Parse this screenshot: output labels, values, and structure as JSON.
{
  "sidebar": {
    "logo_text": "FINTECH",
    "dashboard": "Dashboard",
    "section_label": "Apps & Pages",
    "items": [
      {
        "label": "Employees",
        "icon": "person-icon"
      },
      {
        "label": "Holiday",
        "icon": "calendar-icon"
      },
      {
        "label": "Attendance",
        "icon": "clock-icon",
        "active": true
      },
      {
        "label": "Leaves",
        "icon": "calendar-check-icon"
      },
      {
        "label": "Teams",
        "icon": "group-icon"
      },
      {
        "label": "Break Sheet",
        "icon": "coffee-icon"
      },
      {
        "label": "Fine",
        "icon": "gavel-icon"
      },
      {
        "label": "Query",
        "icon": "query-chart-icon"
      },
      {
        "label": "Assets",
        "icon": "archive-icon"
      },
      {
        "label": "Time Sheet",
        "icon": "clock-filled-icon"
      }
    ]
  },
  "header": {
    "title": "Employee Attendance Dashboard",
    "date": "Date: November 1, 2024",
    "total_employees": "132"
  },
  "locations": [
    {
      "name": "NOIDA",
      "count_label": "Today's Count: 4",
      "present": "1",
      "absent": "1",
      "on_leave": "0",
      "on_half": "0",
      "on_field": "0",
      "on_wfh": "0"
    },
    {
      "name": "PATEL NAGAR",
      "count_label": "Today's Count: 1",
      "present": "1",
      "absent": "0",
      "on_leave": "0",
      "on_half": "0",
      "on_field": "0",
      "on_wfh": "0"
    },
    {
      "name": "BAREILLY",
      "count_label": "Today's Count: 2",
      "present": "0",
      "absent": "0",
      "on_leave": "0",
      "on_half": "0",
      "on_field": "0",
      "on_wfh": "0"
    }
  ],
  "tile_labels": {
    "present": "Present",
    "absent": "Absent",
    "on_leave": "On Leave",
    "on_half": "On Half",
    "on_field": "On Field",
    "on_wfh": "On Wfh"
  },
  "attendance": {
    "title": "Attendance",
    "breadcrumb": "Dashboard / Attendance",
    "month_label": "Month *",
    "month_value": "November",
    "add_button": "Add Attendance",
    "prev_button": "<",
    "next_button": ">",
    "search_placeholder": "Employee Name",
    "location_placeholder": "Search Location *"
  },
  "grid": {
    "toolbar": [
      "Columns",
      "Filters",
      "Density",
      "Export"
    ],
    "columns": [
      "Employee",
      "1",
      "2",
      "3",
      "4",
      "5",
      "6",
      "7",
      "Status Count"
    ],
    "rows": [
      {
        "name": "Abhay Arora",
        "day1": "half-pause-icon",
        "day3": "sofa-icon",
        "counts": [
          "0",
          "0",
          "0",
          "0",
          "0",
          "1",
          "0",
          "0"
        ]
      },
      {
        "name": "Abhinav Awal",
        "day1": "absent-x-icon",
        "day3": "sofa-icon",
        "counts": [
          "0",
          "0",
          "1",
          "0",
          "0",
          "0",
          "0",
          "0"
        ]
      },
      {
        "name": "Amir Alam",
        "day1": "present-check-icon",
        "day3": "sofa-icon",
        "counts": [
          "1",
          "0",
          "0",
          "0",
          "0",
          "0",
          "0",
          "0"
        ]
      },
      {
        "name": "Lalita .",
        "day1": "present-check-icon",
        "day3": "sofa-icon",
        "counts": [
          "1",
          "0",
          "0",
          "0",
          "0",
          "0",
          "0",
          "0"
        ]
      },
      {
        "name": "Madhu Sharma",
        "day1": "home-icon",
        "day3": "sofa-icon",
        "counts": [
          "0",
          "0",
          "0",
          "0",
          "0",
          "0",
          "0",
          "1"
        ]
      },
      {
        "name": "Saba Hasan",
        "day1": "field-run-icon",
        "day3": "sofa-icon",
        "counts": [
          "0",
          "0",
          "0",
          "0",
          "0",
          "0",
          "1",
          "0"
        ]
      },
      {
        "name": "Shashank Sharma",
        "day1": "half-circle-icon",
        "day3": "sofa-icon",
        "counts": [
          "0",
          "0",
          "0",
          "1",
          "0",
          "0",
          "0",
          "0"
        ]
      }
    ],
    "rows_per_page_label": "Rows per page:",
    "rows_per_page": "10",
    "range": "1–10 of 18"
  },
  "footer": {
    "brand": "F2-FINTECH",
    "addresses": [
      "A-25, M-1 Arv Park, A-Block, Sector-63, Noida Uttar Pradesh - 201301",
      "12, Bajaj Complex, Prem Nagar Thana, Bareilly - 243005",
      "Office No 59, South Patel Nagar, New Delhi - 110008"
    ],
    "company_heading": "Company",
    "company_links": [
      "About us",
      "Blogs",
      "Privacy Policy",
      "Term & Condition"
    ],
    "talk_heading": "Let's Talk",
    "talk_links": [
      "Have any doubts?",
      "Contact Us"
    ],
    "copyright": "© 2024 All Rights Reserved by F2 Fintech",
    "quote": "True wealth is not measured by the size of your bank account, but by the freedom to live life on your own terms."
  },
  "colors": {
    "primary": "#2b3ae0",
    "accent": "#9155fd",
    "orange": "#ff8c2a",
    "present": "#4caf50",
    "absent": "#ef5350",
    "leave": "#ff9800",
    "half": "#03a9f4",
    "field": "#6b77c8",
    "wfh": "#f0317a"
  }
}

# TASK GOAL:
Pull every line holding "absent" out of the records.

# WRITTEN RESPONSE:
      "absent": "1",
      "absent": "0",
      "absent": "0",
    "absent": "Absent",
        "day1": "absent-x-icon",
    "absent": "#ef5350",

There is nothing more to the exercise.